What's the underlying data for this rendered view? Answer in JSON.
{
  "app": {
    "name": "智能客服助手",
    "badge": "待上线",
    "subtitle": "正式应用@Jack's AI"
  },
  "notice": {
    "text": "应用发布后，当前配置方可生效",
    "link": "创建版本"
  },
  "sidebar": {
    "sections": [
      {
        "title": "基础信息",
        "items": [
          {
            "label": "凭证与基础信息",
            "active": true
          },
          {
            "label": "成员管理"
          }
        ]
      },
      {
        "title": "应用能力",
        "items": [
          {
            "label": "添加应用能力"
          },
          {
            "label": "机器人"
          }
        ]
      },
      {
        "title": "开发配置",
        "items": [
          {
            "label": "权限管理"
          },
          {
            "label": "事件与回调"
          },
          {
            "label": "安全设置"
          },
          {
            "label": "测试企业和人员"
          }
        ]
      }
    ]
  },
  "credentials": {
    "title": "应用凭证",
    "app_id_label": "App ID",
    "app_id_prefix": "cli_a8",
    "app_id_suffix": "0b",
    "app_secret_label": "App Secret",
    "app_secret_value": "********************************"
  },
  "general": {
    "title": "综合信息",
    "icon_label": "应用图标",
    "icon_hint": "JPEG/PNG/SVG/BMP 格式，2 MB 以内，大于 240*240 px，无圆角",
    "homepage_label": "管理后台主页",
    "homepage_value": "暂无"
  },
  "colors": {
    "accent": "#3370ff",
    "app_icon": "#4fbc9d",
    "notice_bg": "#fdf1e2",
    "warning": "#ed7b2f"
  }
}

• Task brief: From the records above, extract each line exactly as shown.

• Reply to the task:
What's the underlying data for this rendered view? Answer in JSON.
{
  "app": {
    "name": "智能客服助手",
    "badge": "待上线",
    "subtitle": "正式应用@Jack's AI"
  },
  "notice": {
    "text": "应用发布后，当前配置方可生效",
    "link": "创建版本"
  },
  "sidebar": {
    "sections": [
      {
        "title": "基础信息",
        "items": [
          {
            "label": "凭证与基础信息",
            "active": true
          },
          {
            "label": "成员管理"
          }
        ]
      },
      {
        "title": "应用能力",
        "items": [
          {
            "label": "添加应用能力"
          },
          {
            "label": "机器人"
          }
        ]
      },
      {
        "title": "开发配置",
        "items": [
          {
            "label": "权限管理"
          },
          {
            "label": "事件与回调"
          },
          {
            "label": "安全设置"
          },
          {
            "label": "测试企业和人员"
          }
        ]
      }
    ]
  },
  "credentials": {
    "title": "应用凭证",
    "app_id_label": "App ID",
    "app_id_prefix": "cli_a8",
    "app_id_suffix": "0b",
    "app_secret_label": "App Secret",
    "app_secret_value": "********************************"
  },
  "general": {
    "title": "综合信息",
    "icon_label": "应用图标",
    "icon_hint": "JPEG/PNG/SVG/BMP 格式，2 MB 以内，大于 240*240 px，无圆角",
    "homepage_label": "管理后台主页",
    "homepage_value": "暂无"
  },
  "colors": {
    "accent": "#3370ff",
    "app_icon": "#4fbc9d",
    "notice_bg": "#fdf1e2",
    "warning": "#ed7b2f"
  }
}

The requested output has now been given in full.